The constant increase in the cost of life has created a fuss amongest Kenyans especially through the various social media platforms owing to the high market prices of consumer goods.
Majority believe that it is the responsibility of the government to ensure low cost of life amongest Kenyans from all walks of life.
For several months now, the price of one of Kenya’s basic commodity has been high in the shelves. In fact, at some point last year, Kenyans had to go weeks if not days without Unga which is the main food for consumption by a majority of Kenyans.
Kenyans had to persevere in long queues under the scorching sun before they could have this basic commodity. Well, perhaps that just explains why Unga is a staple food for many and practically unavoidable.
For that reason, many rejoiced when the government promised to contain the situation by reducing the price of Unga in the market. But as it is currently, that seems to remain a tale that only the government, through the ministry of Agriculture will have to tell.
Kenyans have been forced to live lives of empty promises from the government in the recent months over their efforts to contain and make the price of Unga affordable.
I chose to call them empty promises because contrary to what the outgoing Agriculture Cabinet Secretary (CS) Willy Bett assured Kenyans in the past months, the price of Unga has for long remained unaffordable to a majority of them.
Additionally, there are speculations that the cost of this commodity is set to further rise again in the coming days, a fact that is worrisome to many owing to the “Njaanuary” hardships.
Recently, Kenyans have been complaining of the increasing electricity costs from the Kenya Power and Lighting Company (KPLC) which enjoys a wider monopolistic market share in the supply of electricity in the country.
Many allege that KPLC are on a move to recover over Ksh. 10 billion worth of levies differed on fuel costs in the past year, 2017.
KPLC has however stated and maintained that the increasing cost of electricity is due to the fact that they under-charged their customers for months of November and December in 2017.
The government has refuted the claim stating that KPLC should charge their customers for the month of December alone.
In a recent statement issued on Monday, Energy CS Charles Keter however stated that “the increase in electricity tariff was due to an upgrade in the billing mechanism by the power utility.”
Apparently, this whole issue drew the attention of both the government after lawyer Apollo Mboya threatened to file a suit challenging the power plant on behalf of consumers to complain about an abuse of market dominance by overcharging their consumers.
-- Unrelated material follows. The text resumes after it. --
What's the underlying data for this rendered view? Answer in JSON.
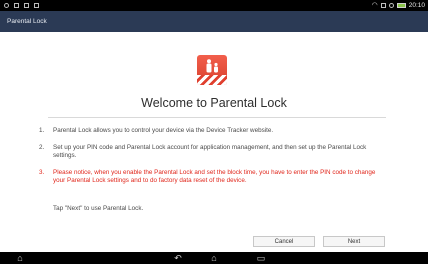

“KPLC has engaged in a conduct that is unconscionable contrary to section 56 and 57 of the Competition Act of 2010,” said Mboya.
Kenyans have since taken to social media to condemn the increased cost of electricity.